Make your content more accessible to improve search engine rank.


Today we’re going to go over a quick tip for talking about your products and services online and how you can apply that tip to your site. We’ll start with a question and answer session by Google’s own Matt Cutts.

In case you didn’t know, Matt Cutts is the head of Google’s Webspam team. He has played an instrumental role in shaping Google’s algorithm – the formula that determines which websites rank where when folks search for something online.

Matt and Google are kind enough to set aside time to regularly post answers to common or insightful questions from webmasters and SEO companies like Chansen Interactive. Recently, Matt answered the following question from Ben Holland in Phoenix, AZ. I’m grateful he took the time to answer because, as we’ll go over in this entry, we can all learn from Mr. Cutts’s response.

“Should I write content that is easier to read or more scientific? Will I rank better if I write for 6th graders?”

I’ll cut to what I feel is the meat of the answer:

“The clarity of what you write matters a lot… If you can’t explain it well, you don’t really understand it.”

This short and sweet version gives you all the information you need. If you’ve been keeping up with Google (not that you need to; that’s our job), you’ll understand Matt’s position.

When answering other questions, Matt frequently asks us to put ourselves in Google’s shoes. As a search engine, it’s in Google’s best interest to:

  1. Serve up content that’s most relevant to what people are searching for; and
  2. Minimize the irrelevant content.

At its most basic, that means when you search for tacos you don’t get a list of steel manufacturers. In addition to that though, it means when you search for information about constellations, you aren’t directed to a page with the formula to calculate the trajectory of an asteroid.

Google’s stated mission is to “organize the world’s information and make it universally accessible and useful.” It’s a well-thought-out mission statement because it communicates that it is not enough for Google to make information obtainable – it has to be useable. In the previous example, if an average Joe was directed to the asteroid-trajectory formula, that probably wouldn’t be useable information.

So what does this mean for your business? Well, if you offer services that require a lot of knowledge (if you’re a doctor, dentist, or psychologist) or sell products that are highly technical in nature, you should take this advice to heart. When writing, avoid the temptation to jump into details or gloss over information your clients and customers need before making a purchase decision. This might come naturally to business owners who have been experts in their field for so long they forget what the average person knows about their business or industry.
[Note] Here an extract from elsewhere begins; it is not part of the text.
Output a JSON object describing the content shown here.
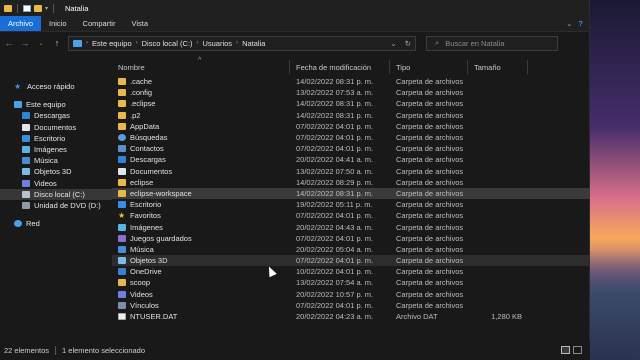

Just remember – start from the beginning and don’t get so detailed that you overwhelm your readers. And always keep your eyes on the purpose of your website’s content – generate interest in your product or service!

If you’re interested in partnering with an internet marketing agency that can increase the quality of your website’s content, consider a company with 16 years of advertising experience: Chansen Interactive. Fill out the form or call us at (972) 882-1300.